President Mattarella has only one real option – to appoint another caretaker government. However, M5S have said that they will immediately, and insistently, demand an election. Grillo believes that he just needs the chance of an election to bring his Movement to triumph and power – like Donald Trump. He congratulated Trump on his successful election and made enormous capital about what he sees as their similarities in content and style. But Grillo was unable to resist saying that he was first to champion the underdog against the corrupt self-serving establishment. Trump just had the luck to be elected first. It is also unsurprising to note that Nigel Farage and M5S are in the same Europe of Freedom and Direct Democracy group in the European Parliament.
M5S is a Company, not a conventional party, and it conducts its internal business via members’ votes using the internet. The Movement aspires to make a people’s democracy by extending this mechanism to all Italian voters. Although Grillo is the leader he is unable to take a seat in the Parliament because of a manslaughter conviction following a road accident. The Movement states strongly that it is against corruption. But because it operates in the real Italian world it has been as prone as any conventional Italian party to pressure and temptation. In fact it is embroiled in scandals in Palermo and Bologna over false signatures on candidates’ registration forms. The M5S is also against Europe, corruption, the press and the establishment and Grillo is personally against gay marriage.

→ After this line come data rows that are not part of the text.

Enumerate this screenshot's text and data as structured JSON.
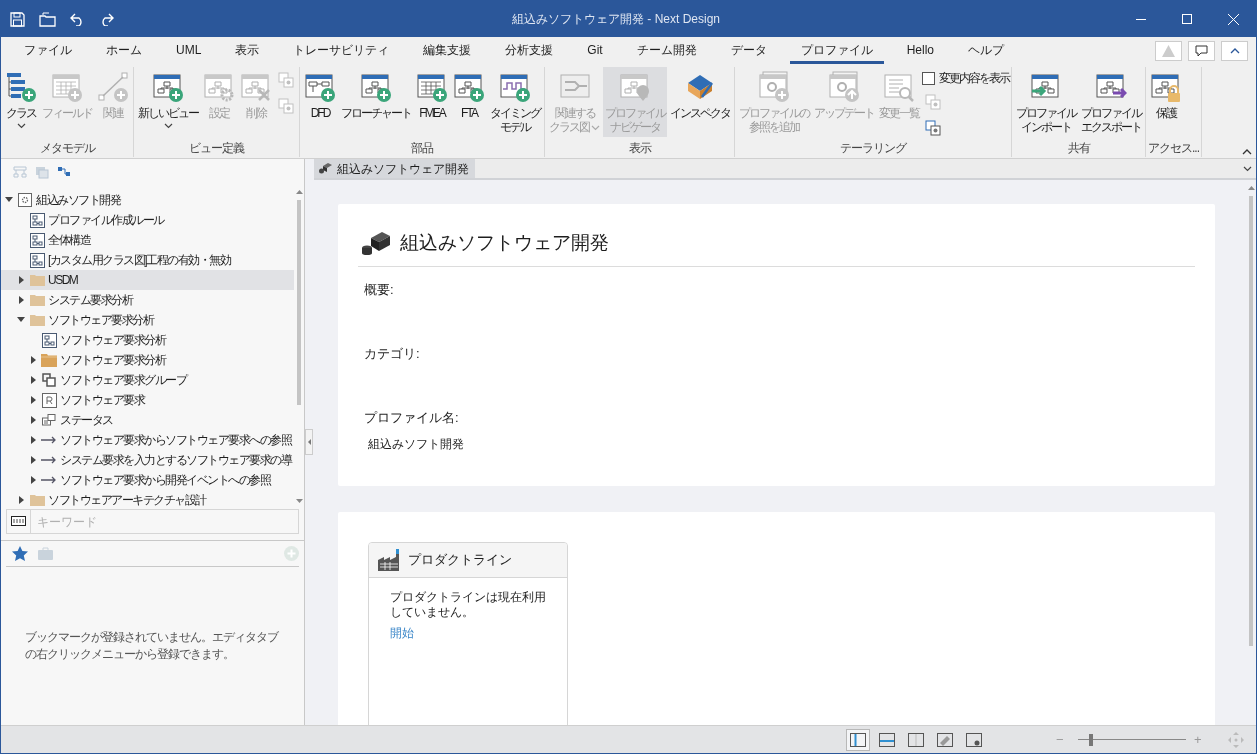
{
  "window": {
    "title": "組込みソフトウェア開発 - Next Design"
  },
  "menu_tabs": [
    {
      "label": "ファイル",
      "selected": false
    },
    {
      "label": "ホーム",
      "selected": false
    },
    {
      "label": "UML",
      "selected": false
    },
    {
      "label": "表示",
      "selected": false
    },
    {
      "label": "トレーサビリティ",
      "selected": false
    },
    {
      "label": "編集支援",
      "selected": false
    },
    {
      "label": "分析支援",
      "selected": false
    },
    {
      "label": "Git",
      "selected": false
    },
    {
      "label": "チーム開発",
      "selected": false
    },
    {
      "label": "データ",
      "selected": false
    },
    {
      "label": "プロファイル",
      "selected": true
    },
    {
      "label": "Hello",
      "selected": false
    },
    {
      "label": "ヘルプ",
      "selected": false
    }
  ],
  "ribbon": {
    "groups": [
      {
        "label": "メタモデル",
        "buttons": [
          {
            "kind": "large",
            "lines": [
              "クラス"
            ],
            "dropdown": true,
            "disabled": false,
            "pressed": false
          },
          {
            "kind": "large",
            "lines": [
              "フィールド"
            ],
            "dropdown": false,
            "disabled": true,
            "pressed": false
          },
          {
            "kind": "large",
            "lines": [
              "関連"
            ],
            "dropdown": false,
            "disabled": true,
            "pressed": false
          }
        ]
      },
      {
        "label": "ビュー定義",
        "buttons": [
          {
            "kind": "large",
            "lines": [
              "新しいビュー"
            ],
            "dropdown": true,
            "disabled": false,
            "pressed": false
          },
          {
            "kind": "large",
            "lines": [
              "設定"
            ],
            "dropdown": false,
            "disabled": true,
            "pressed": false
          },
          {
            "kind": "large",
            "lines": [
              "削除"
            ],
            "dropdown": false,
            "disabled": true,
            "pressed": false
          },
          {
            "kind": "small",
            "disabled": true
          },
          {
            "kind": "small",
            "disabled": true
          }
        ]
      },
      {
        "label": "部品",
        "buttons": [
          {
            "kind": "large",
            "lines": [
              "DFD"
            ],
            "dropdown": false,
            "disabled": false,
            "pressed": false
          },
          {
            "kind": "large",
            "lines": [
              "フローチャート"
            ],
            "dropdown": false,
            "disabled": false,
            "pressed": false
          },
          {
            "kind": "large",
            "lines": [
              "FMEA"
            ],
            "dropdown": false,
            "disabled": false,
            "pressed": false
          },
          {
            "kind": "large",
            "lines": [
              "FTA"
            ],
            "dropdown": false,
            "disabled": false,
            "pressed": false
          },
          {
            "kind": "large",
            "lines": [
              "タイミング",
              "モデル"
            ],
            "dropdown": false,
            "disabled": false,
            "pressed": false
          }
        ]
      },
      {
        "label": "表示",
        "buttons": [
          {
            "kind": "large",
            "lines": [
              "関連する",
              "クラス図"
            ],
            "dropdown": true,
            "disabled": true,
            "pressed": false
          },
          {
            "kind": "large",
            "lines": [
              "プロファイル",
              "ナビゲータ"
            ],
            "dropdown": false,
            "disabled": true,
            "pressed": true
          },
          {
            "kind": "large",
            "lines": [
              "インスペクタ"
            ],
            "dropdown": false,
            "disabled": false,
            "pressed": false
          }
        ]
      },
      {
        "label": "テーラリング",
        "buttons": [
          {
            "kind": "large",
            "lines": [
              "プロファイルの",
              "参照を追加"
            ],
            "dropdown": false,
            "disabled": true,
            "pressed": false
          },
          {
            "kind": "large",
            "lines": [
              "アップデート"
            ],
            "dropdown": false,
            "disabled": true,
            "pressed": false
          },
          {
            "kind": "large",
            "lines": [
              "変更一覧"
            ],
            "dropdown": false,
            "disabled": true,
            "pressed": false
          },
          {
            "kind": "checkbox",
            "label": "変更内容を表示",
            "checked": false
          },
          {
            "kind": "small",
            "disabled": true
          },
          {
            "kind": "small",
            "disabled": false
          }
        ]
      },
      {
        "label": "共有",
        "buttons": [
          {
            "kind": "large",
            "lines": [
              "プロファイル",
              "インポート"
            ],
            "dropdown": false,
            "disabled": false,
            "pressed": false
          },
          {
            "kind": "large",
            "lines": [
              "プロファイル",
              "エクスポート"
            ],
            "dropdown": false,
            "disabled": false,
            "pressed": false
          }
        ]
      },
      {
        "label": "アクセス...",
        "buttons": [
          {
            "kind": "large",
            "lines": [
              "保護"
            ],
            "dropdown": false,
            "disabled": false,
            "pressed": false
          }
        ]
      }
    ]
  },
  "navigator": {
    "tree": [
      {
        "label": "組込みソフト開発",
        "kind": "package",
        "expanded": true,
        "selected": false,
        "children": [
          {
            "label": "プロファイル作成ルール",
            "kind": "diagram",
            "selected": false
          },
          {
            "label": "全体構造",
            "kind": "diagram",
            "selected": false
          },
          {
            "label": "[カスタム用クラス図]工程の有効・無効",
            "kind": "diagram",
            "selected": false
          },
          {
            "label": "USDM",
            "kind": "folder",
            "expanded": false,
            "selected": true
          },
          {
            "label": "システム要求分析",
            "kind": "folder",
            "expanded": false,
            "selected": false
          },
          {
            "label": "ソフトウェア要求分析",
            "kind": "folder",
            "expanded": true,
            "selected": false,
            "children": [
              {
                "label": "ソフトウェア要求分析",
                "kind": "diagram",
                "selected": false
              },
              {
                "label": "ソフトウェア要求分析",
                "kind": "class-folder",
                "expanded": false,
                "selected": false
              },
              {
                "label": "ソフトウェア要求グループ",
                "kind": "group",
                "expanded": false,
                "selected": false
              },
              {
                "label": "ソフトウェア要求",
                "kind": "requirement",
                "expanded": false,
                "selected": false
              },
              {
                "label": "ステータス",
                "kind": "status",
                "expanded": false,
                "selected": false
              },
              {
                "label": "ソフトウェア要求からソフトウェア要求への参照",
                "kind": "reference",
                "expanded": false,
                "selected": false
              },
              {
                "label": "システム要求を入力とするソフトウェア要求の導",
                "kind": "reference",
                "expanded": false,
                "selected": false
              },
              {
                "label": "ソフトウェア要求から開発イベントへの参照",
                "kind": "reference",
                "expanded": false,
                "selected": false
              }
            ]
          },
          {
            "label": "ソフトウェアアーキテクチャ設計",
            "kind": "folder",
            "expanded": false,
            "selected": false
          }
        ]
      }
    ],
    "search": {
      "placeholder": "キーワード"
    },
    "bookmark_tabs": [
      {
        "selected": true
      },
      {
        "selected": false
      }
    ],
    "bookmarks_message": "ブックマークが登録されていません。エディタタブの右クリックメニューから登録できます。"
  },
  "editor": {
    "tabs": [
      {
        "label": "組込みソフトウェア開発",
        "selected": true
      }
    ],
    "heading": "組込みソフトウェア開発",
    "fields": [
      {
        "label": "概要:"
      },
      {
        "label": "カテゴリ:"
      },
      {
        "label": "プロファイル名:",
        "value": "組込みソフト開発"
      }
    ],
    "product_line": {
      "title": "プロダクトライン",
      "message": "プロダクトラインは現在利用していません。",
      "link": "開始"
    }
  },
  "status_bar": {
    "layout_buttons": [
      {
        "selected": true
      },
      {
        "selected": false
      },
      {
        "selected": false
      },
      {
        "selected": false
      },
      {
        "selected": false
      }
    ],
    "zoom": {
      "minus": "−",
      "plus": "+",
      "level": 0.1
    }
  }
}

The views of The Economist and FT on the referendum were widely reported in the Italian press. The Economist wobbled but eventually recommended “a reluctant NO”. The FT recommended a YES. The Economist based its decision on their contention that the majority of Italian businesses and industries are inefficient and need to invest in technology to compete internationally. Several of the banks (actually the smaller ones) have a large number of unsecured loans and are technically insolvent. Plus, the judicial system is cumbersome and so painfully slow that the accused frequently pass the statute of limitations before they reach the point of a possible conviction.
The Economist doesn’t explain the obvious paradox behind its recommendations. If there is a NO vote how will Italian economic and structural inefficiencies be solved by a period of political turmoil? A change of government might compound the instability by making an Ital-exit. It would if it were controlled by M5S who are Eurosceptic, and the resurgent 80 year old Silvio Berlusconi favours coming out of the Euro.

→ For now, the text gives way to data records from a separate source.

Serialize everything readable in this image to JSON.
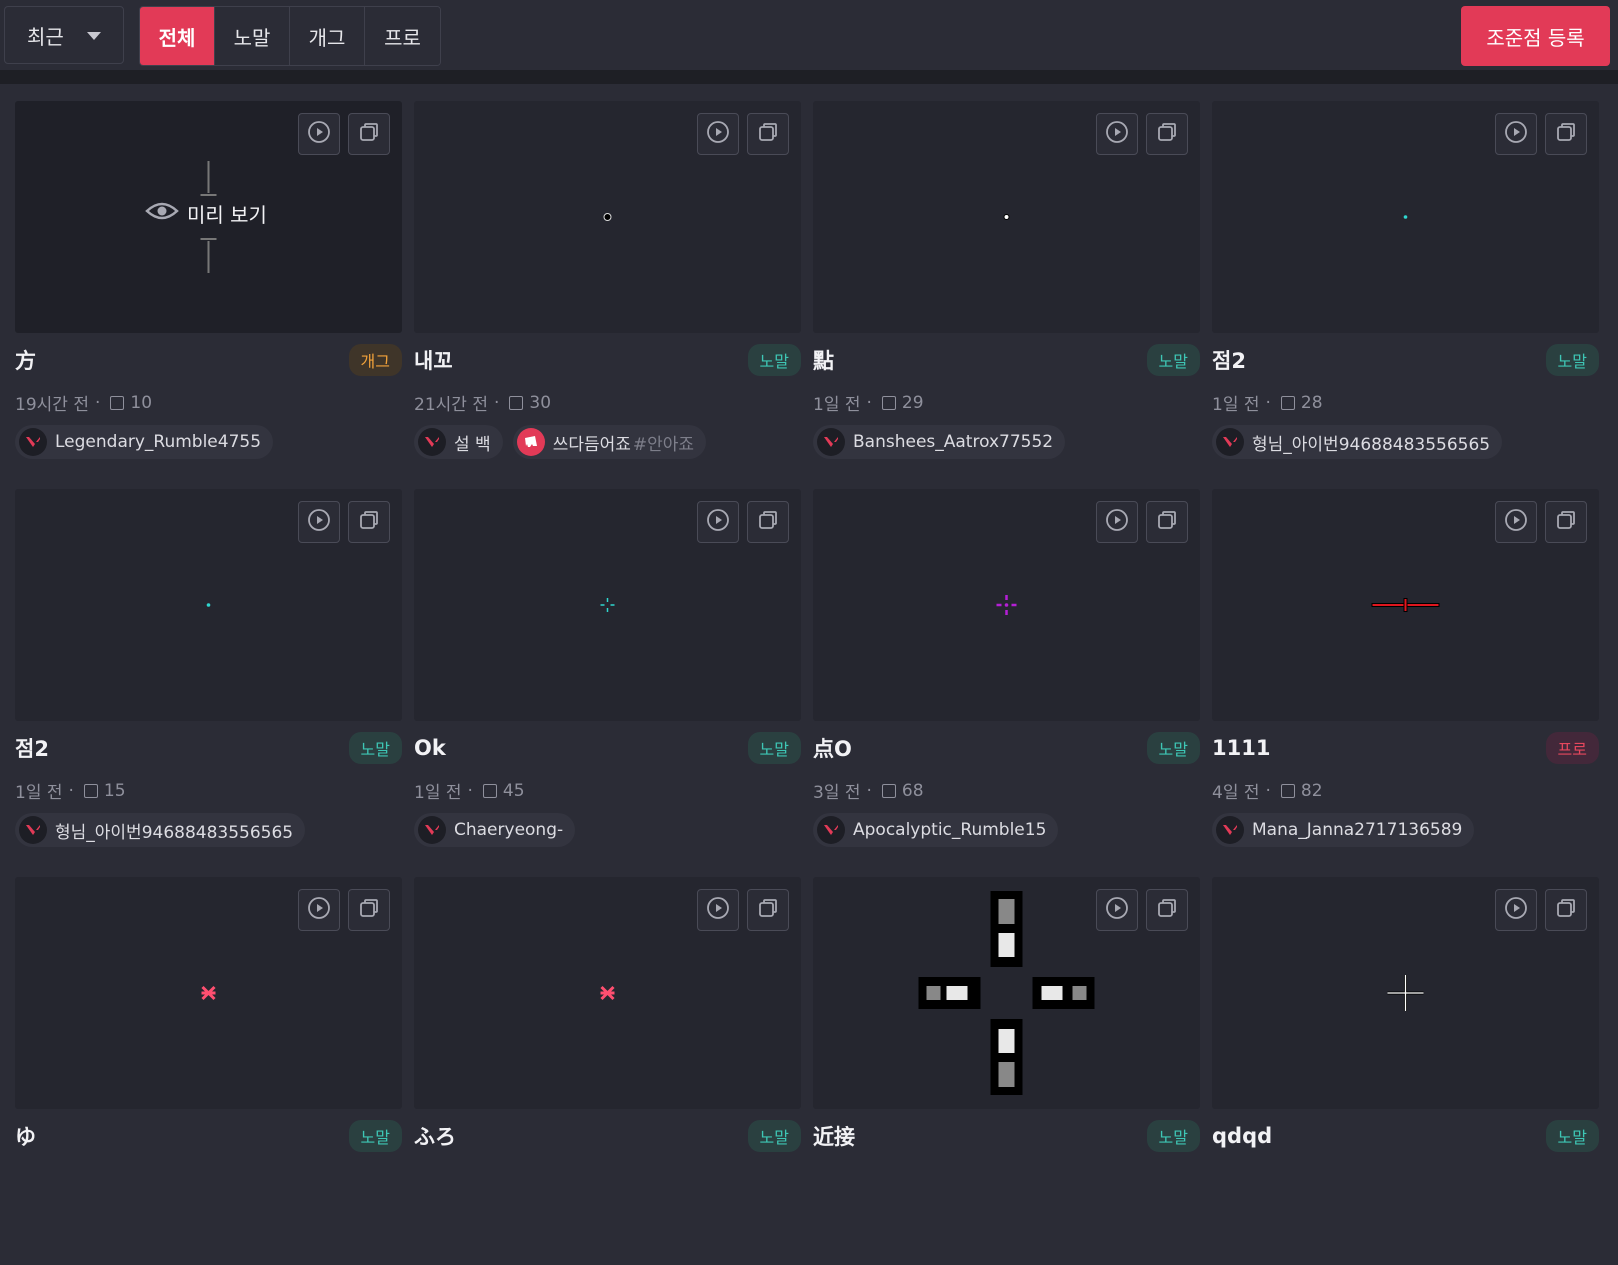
{
  "topbar": {
    "sort": "최근",
    "tabs": [
      "전체",
      "노말",
      "개그",
      "프로"
    ],
    "active_tab": "전체",
    "register_button": "조준점 등록"
  },
  "preview_label": "미리 보기",
  "colors": {
    "accent": "#e23a57",
    "normal": "#3ec6b5",
    "gag": "#f2a23a",
    "pro": "#e5475d"
  },
  "cards": [
    {
      "title": "方",
      "badge": "개그",
      "badge_type": "gag",
      "time": "19시간 전",
      "copies": "10",
      "users": [
        {
          "name": "Legendary_Rumble4755",
          "tag": "",
          "icon": "valorant-icon"
        }
      ],
      "crosshair": "preview-hover"
    },
    {
      "title": "내꼬",
      "badge": "노말",
      "badge_type": "normal",
      "time": "21시간 전",
      "copies": "30",
      "users": [
        {
          "name": "설 백",
          "tag": "",
          "icon": "valorant-icon"
        },
        {
          "name": "쓰다듬어죠",
          "tag": "#안아죠",
          "icon": "riot-icon"
        }
      ],
      "crosshair": "dot-black"
    },
    {
      "title": "點",
      "badge": "노말",
      "badge_type": "normal",
      "time": "1일 전",
      "copies": "29",
      "users": [
        {
          "name": "Banshees_Aatrox77552",
          "tag": "",
          "icon": "valorant-icon"
        }
      ],
      "crosshair": "dot-white"
    },
    {
      "title": "점2",
      "badge": "노말",
      "badge_type": "normal",
      "time": "1일 전",
      "copies": "28",
      "users": [
        {
          "name": "형님_아이번94688483556565",
          "tag": "",
          "icon": "valorant-icon"
        }
      ],
      "crosshair": "dot-cyan"
    },
    {
      "title": "점2",
      "badge": "노말",
      "badge_type": "normal",
      "time": "1일 전",
      "copies": "15",
      "users": [
        {
          "name": "형님_아이번94688483556565",
          "tag": "",
          "icon": "valorant-icon"
        }
      ],
      "crosshair": "dot-cyan"
    },
    {
      "title": "Ok",
      "badge": "노말",
      "badge_type": "normal",
      "time": "1일 전",
      "copies": "45",
      "users": [
        {
          "name": "Chaeryeong-",
          "tag": "",
          "icon": "valorant-icon"
        }
      ],
      "crosshair": "cross-cyan"
    },
    {
      "title": "点O",
      "badge": "노말",
      "badge_type": "normal",
      "time": "3일 전",
      "copies": "68",
      "users": [
        {
          "name": "Apocalyptic_Rumble15",
          "tag": "",
          "icon": "valorant-icon"
        }
      ],
      "crosshair": "cross-purple"
    },
    {
      "title": "1111",
      "badge": "프로",
      "badge_type": "pro",
      "time": "4일 전",
      "copies": "82",
      "users": [
        {
          "name": "Mana_Janna2717136589",
          "tag": "",
          "icon": "valorant-icon"
        }
      ],
      "crosshair": "line-red"
    },
    {
      "title": "ゆ",
      "badge": "노말",
      "badge_type": "normal",
      "time": "",
      "copies": "",
      "users": [],
      "crosshair": "x-pink"
    },
    {
      "title": "ふろ",
      "badge": "노말",
      "badge_type": "normal",
      "time": "",
      "copies": "",
      "users": [],
      "crosshair": "x-pink"
    },
    {
      "title": "近接",
      "badge": "노말",
      "badge_type": "normal",
      "time": "",
      "copies": "",
      "users": [],
      "crosshair": "big-blocks"
    },
    {
      "title": "qdqd",
      "badge": "노말",
      "badge_type": "normal",
      "time": "",
      "copies": "",
      "users": [],
      "crosshair": "plus-white"
    }
  ]
}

In his pre-vote November desperation Renzi turned his attention to persuading the significant number of Italian ex-pat voters to vote YES. He sent a letter to them all, in his own name. He refuted critics who might see the country as politically unstable or weak and stressed that the constitutional changes would make for a stronger Italy. There was criticism in the Italian press about who paid for this and also how personal addresses could be used for this kind of very partial mailing. A Il Fatto Quotidiano cartoon showed Santa struggling to cope with all this extra mail.
Rather unfortunately for Renzi, the letter’s website address contained a typo and so was incorrect. A member of Silvio Berlusconi’s party spotted the mistake and bought the domain address for €10. So, any recipient of the letter who searched for more arguments in favour of YES, would instead have found a lot of reasons for voting NO.